• **YOUR ASSIGNMENT**
Lines containing the word "벼룩시장" are to be copied from the data below.

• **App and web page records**
- - -

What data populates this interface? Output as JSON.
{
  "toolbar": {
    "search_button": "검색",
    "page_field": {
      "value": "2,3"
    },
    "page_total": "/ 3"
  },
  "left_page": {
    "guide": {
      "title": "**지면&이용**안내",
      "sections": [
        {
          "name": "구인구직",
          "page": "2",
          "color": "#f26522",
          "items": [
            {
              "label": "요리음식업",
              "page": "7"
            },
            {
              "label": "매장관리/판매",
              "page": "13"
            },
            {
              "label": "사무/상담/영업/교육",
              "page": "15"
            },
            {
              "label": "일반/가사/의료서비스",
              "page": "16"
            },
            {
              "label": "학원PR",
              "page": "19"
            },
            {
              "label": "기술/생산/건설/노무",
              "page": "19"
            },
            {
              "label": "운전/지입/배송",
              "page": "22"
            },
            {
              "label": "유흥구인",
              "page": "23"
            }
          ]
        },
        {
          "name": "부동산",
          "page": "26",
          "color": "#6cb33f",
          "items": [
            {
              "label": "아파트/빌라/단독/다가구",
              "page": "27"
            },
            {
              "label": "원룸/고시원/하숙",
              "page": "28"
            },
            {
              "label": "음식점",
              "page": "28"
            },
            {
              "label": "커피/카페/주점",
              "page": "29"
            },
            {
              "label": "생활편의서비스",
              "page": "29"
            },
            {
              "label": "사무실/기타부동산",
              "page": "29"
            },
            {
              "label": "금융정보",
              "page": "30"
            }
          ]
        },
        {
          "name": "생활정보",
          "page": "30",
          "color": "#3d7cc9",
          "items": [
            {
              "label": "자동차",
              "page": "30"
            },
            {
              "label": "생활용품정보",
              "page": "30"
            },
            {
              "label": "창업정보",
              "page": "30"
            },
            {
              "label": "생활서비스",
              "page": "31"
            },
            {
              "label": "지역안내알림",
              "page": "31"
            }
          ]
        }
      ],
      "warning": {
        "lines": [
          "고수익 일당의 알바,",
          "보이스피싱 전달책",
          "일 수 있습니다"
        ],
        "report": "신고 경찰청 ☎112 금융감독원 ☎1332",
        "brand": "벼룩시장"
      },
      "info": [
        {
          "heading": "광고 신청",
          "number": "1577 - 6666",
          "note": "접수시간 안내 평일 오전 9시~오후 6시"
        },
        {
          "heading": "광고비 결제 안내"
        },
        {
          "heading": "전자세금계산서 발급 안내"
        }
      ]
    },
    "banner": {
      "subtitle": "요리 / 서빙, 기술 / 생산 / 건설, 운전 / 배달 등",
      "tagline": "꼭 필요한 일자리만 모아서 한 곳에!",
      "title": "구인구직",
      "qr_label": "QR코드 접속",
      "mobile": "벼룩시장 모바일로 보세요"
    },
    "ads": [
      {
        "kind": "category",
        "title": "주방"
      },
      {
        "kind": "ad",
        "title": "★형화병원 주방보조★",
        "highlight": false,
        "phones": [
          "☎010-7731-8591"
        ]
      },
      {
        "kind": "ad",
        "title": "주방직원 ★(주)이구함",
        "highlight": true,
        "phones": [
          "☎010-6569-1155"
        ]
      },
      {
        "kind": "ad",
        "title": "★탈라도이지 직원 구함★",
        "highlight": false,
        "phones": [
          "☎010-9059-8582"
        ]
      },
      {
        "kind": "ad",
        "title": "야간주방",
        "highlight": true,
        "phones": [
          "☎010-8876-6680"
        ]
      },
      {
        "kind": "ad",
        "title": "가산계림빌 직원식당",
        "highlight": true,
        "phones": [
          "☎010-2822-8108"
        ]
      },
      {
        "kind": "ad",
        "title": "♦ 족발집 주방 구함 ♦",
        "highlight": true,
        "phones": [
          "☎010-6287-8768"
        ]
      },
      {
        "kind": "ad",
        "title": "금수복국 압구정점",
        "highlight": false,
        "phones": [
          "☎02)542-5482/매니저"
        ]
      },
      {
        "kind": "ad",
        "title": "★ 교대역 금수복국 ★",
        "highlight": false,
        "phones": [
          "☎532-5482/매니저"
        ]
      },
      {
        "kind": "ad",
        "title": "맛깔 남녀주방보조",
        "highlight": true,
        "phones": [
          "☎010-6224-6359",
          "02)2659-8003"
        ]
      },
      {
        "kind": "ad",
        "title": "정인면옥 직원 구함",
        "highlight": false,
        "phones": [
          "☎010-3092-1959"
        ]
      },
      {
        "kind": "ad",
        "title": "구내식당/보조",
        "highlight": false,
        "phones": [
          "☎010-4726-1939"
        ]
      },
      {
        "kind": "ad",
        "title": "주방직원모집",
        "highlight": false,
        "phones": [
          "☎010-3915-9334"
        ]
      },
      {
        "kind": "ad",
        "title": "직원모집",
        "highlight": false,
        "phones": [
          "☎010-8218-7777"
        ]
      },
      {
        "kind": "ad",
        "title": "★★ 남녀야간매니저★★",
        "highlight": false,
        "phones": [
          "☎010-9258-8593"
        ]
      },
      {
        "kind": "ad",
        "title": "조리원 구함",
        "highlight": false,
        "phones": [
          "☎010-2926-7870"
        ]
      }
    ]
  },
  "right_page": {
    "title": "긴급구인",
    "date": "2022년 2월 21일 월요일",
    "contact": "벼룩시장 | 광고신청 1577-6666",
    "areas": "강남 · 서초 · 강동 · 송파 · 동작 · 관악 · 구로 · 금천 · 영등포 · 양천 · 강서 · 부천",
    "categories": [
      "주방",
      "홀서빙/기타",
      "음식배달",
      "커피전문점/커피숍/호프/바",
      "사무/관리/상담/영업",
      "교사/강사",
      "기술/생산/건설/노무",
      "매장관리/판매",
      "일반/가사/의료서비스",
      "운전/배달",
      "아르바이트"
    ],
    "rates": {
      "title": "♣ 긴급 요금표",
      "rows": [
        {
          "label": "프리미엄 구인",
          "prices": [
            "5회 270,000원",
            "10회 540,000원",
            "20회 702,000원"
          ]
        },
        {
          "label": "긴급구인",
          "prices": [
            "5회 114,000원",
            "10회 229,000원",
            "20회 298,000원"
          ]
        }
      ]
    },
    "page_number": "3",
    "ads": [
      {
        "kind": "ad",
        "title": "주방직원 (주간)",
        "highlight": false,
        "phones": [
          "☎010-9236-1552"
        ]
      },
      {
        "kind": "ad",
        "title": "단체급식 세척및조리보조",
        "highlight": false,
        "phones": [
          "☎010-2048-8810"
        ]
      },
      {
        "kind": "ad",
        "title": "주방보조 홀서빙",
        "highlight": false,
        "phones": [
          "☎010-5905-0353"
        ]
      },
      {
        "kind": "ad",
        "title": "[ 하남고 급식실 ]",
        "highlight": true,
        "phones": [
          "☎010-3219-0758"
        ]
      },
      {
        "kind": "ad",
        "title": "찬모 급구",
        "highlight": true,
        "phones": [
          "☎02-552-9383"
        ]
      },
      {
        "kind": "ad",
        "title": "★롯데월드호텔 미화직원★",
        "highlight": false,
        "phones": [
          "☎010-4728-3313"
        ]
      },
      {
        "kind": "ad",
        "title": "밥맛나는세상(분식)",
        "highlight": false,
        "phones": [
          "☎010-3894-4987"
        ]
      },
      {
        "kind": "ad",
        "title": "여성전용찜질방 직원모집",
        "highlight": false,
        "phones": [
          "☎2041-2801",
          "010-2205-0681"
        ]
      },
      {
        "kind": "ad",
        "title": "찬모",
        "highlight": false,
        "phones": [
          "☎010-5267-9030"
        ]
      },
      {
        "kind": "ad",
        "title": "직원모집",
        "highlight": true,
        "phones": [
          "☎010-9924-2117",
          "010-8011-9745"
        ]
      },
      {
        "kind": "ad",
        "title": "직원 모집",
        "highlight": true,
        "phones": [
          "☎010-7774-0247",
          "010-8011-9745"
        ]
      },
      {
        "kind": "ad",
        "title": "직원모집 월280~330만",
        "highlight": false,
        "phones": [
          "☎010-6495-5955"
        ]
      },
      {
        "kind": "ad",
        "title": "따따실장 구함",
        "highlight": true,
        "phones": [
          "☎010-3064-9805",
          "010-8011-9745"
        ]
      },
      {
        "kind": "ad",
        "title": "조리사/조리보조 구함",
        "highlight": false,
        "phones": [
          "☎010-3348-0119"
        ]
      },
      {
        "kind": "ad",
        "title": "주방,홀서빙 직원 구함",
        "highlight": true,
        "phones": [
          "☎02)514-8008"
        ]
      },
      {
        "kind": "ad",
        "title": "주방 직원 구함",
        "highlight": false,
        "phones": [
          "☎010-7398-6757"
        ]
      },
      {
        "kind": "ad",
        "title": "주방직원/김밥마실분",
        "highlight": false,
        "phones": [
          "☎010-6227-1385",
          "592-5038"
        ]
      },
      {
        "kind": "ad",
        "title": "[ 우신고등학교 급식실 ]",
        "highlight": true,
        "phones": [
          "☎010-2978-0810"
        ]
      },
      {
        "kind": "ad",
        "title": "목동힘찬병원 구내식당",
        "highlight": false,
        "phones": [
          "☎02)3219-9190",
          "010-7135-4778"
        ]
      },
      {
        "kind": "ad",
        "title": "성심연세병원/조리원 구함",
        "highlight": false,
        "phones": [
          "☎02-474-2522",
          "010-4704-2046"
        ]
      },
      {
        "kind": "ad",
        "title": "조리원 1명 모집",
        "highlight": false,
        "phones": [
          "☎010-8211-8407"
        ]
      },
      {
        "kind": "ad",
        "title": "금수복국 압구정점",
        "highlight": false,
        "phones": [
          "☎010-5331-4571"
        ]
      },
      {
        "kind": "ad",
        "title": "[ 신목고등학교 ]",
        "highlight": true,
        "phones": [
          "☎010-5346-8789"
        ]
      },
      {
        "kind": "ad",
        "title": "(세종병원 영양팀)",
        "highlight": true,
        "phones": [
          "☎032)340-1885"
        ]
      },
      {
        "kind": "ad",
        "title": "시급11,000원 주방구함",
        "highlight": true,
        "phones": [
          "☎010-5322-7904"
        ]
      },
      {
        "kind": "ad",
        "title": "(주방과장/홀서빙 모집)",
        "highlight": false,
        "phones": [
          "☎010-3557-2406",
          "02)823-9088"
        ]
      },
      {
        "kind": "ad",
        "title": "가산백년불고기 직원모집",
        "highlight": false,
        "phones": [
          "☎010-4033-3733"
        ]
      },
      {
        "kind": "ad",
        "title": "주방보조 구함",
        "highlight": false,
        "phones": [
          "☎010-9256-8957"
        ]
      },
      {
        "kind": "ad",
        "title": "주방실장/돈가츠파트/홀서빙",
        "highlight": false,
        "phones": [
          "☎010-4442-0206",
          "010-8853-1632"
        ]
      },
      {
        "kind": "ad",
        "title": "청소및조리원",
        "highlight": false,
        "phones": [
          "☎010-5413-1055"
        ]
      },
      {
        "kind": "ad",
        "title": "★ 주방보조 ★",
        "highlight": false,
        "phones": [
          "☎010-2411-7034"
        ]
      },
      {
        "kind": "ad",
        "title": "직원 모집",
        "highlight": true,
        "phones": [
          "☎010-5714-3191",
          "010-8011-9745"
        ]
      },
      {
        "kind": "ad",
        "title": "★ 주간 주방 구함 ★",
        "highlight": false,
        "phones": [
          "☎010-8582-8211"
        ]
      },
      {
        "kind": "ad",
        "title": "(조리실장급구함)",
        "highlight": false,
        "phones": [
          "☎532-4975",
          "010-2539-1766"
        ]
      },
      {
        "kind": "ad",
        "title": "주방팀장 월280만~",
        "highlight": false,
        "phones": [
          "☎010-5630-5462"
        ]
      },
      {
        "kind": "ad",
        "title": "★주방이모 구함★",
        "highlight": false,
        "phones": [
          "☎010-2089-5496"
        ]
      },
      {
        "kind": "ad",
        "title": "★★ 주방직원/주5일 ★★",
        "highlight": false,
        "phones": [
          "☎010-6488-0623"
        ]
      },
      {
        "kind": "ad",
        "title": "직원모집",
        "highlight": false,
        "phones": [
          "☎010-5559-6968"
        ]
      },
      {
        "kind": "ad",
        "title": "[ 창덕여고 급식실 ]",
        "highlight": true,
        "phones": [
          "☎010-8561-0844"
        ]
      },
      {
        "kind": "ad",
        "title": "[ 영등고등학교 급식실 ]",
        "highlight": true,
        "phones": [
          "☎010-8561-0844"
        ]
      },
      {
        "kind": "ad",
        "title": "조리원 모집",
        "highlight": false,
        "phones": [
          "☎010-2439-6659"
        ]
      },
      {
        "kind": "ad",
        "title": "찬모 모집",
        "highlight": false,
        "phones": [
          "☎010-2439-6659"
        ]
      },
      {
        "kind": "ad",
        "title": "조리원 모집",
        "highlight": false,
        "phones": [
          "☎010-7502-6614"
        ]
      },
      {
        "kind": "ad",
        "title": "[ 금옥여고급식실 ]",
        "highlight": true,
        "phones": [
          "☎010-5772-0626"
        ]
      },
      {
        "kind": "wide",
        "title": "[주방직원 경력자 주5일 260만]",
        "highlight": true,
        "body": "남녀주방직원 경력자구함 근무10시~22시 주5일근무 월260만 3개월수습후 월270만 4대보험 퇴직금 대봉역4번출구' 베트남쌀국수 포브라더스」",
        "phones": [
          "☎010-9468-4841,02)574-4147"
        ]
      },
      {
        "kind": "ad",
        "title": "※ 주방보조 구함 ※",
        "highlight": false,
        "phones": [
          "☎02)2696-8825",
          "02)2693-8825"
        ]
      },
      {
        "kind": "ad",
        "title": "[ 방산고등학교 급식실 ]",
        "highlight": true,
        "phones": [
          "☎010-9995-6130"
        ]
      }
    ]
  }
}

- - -

• **RESPONSE TO THE EXERCISE**
        "brand": "벼룩시장"
      "mobile": "벼룩시장 모바일로 보세요"
    "contact": "벼룩시장 | 광고신청 1577-6666",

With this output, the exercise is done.